But we must be careful not to overstate Mormon's preoccupation with war. Although he frequently mentions its occurrence in the various periods of Nephite history, he judiciously limits himself to recounting in detail only a few of the many accounts that were at his disposal. Except for his rehearsal of the sixty-three years of war in his own lifetime — with the full account of the causes of war, preparations, battles, retreats, and further battles, including the final one at Cumorah with its losses —Mormon devotes most of his interest in military accounts and wars to the period 75 B.C.–A.D. 25, and in particular to the fourteen years of Lamanite wars at the time of Moroni. His account of that one period fills some seventy pages in the book of Alma.
Inevitably, Mormon should have been attracted to Moroni — the brilliant, energetic, selfless, patriotic, and God-fearing hero who had been instrumental in preserving the Nephite nation. So great was Mormon's admiration for him that he named his son after him. In Mormon's eyes, the peaceful days under Moroni were a golden age in Nephite history (see Alma 50:23). But the military exploits of Moroni seem to have interested Mormon particularly. With great care, he recounted Moroni s courage and patriotism in the desperate military and political state of affairs arising from Lamanite invasion from without and sedition from within, his efforts in mobilization and defense, his own and his lieutenants' brilliant tactics, their sharply fought battles with frightful losses, and their miraculous victories. But throughout his account, we perceive the hand of God making use of devout and just military leaders and statesmen to preserve the righteous and punish the wicked (see Alma 48:11-13, Mormon's eulogy of Moroni).

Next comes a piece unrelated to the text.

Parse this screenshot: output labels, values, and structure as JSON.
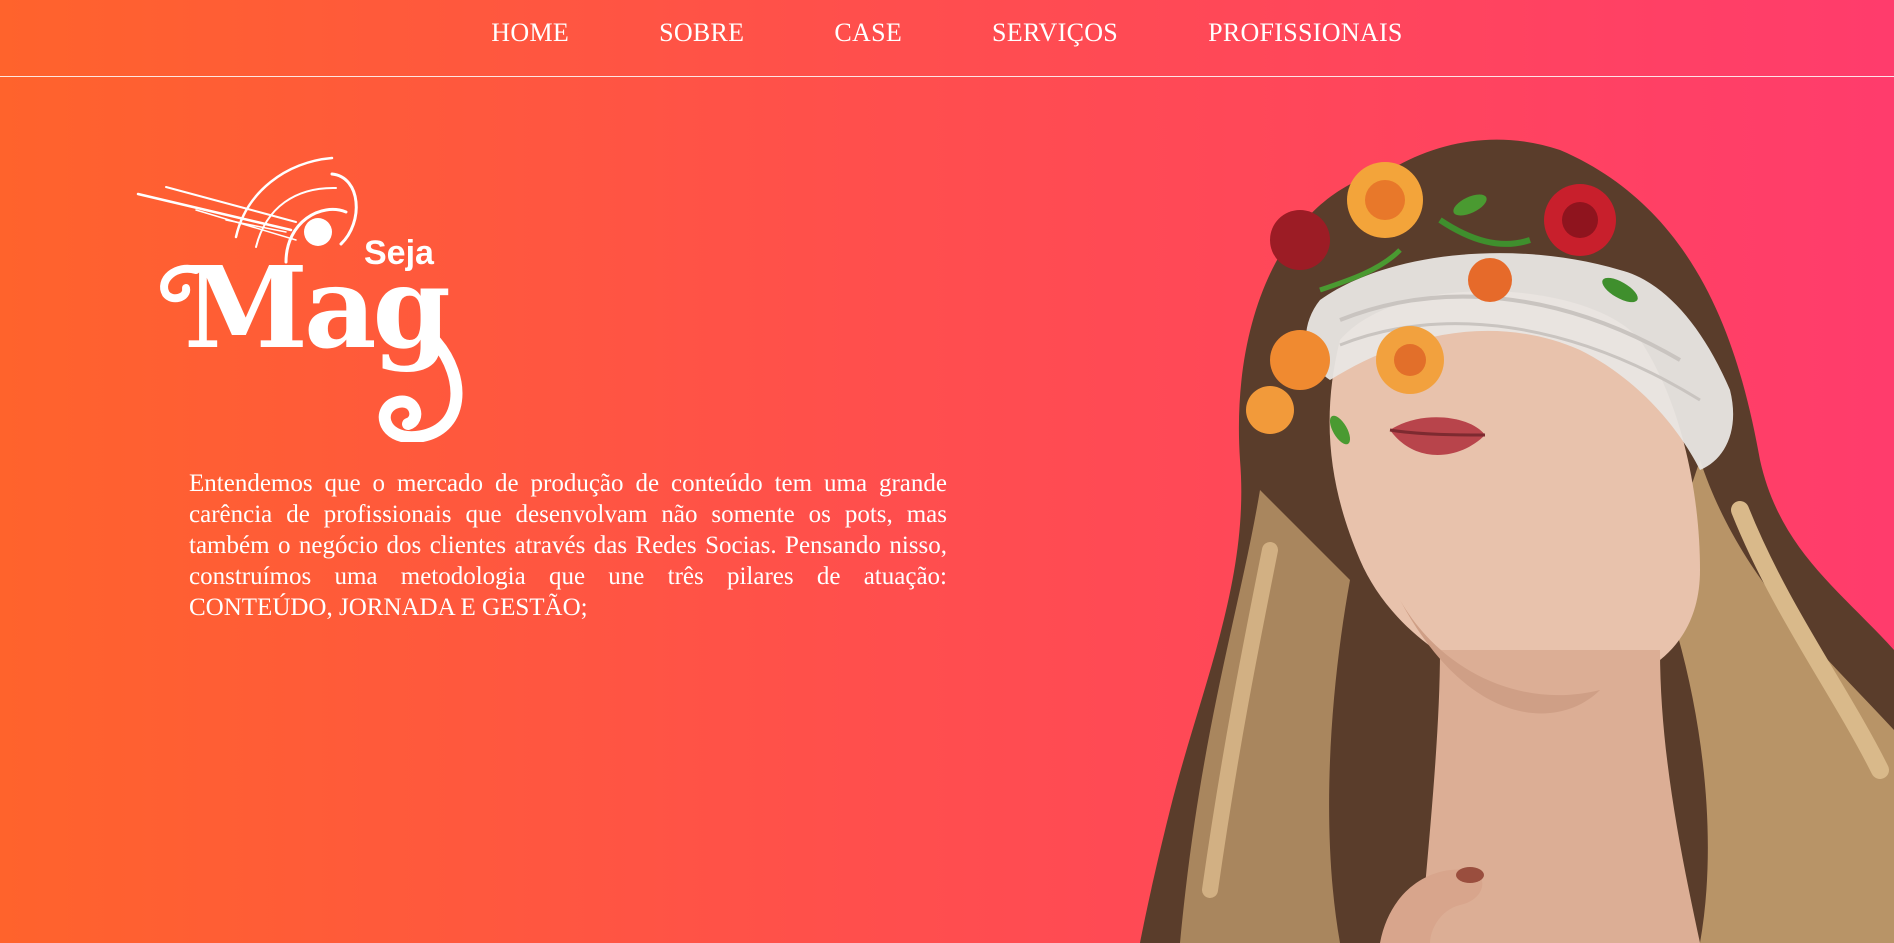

If, in his account of Moroni, Mormon saw war as a means of divine deliverance for the Nephites, he shows us that the final war fulfilled prophecies of destruction of the nation. With terrifying clarity, we witness with Mormon the tragedy of a people who had passed the point of no return spiritually, who were bent irreversibly on their own destruction.
The implications of Mormon's accounts of war are clear: the people who occupy those lands today are under the same conditions as the earlier inhabitants; they are subject to the same principles of divine retribution, either deliverance or destruction by war. But his son Moroni is the one who, even before he had placed in his father's record the grim account of the Jaredite destruction (following his father's example of selecting and reinforcing his theme of war as a manifestation of God's governance in the affairs of men), warned the inhabitants of America today against placing themselves in the precarious position of the ancient Nephites (see Ether 2:11-12) and warned them to accept with gratitude the lessons of an earlier destruction: "Give thanks unto God that he hath made manifest unto you our imperfections, that ye may learn to be more wise than we have been" (Mormon 9:31).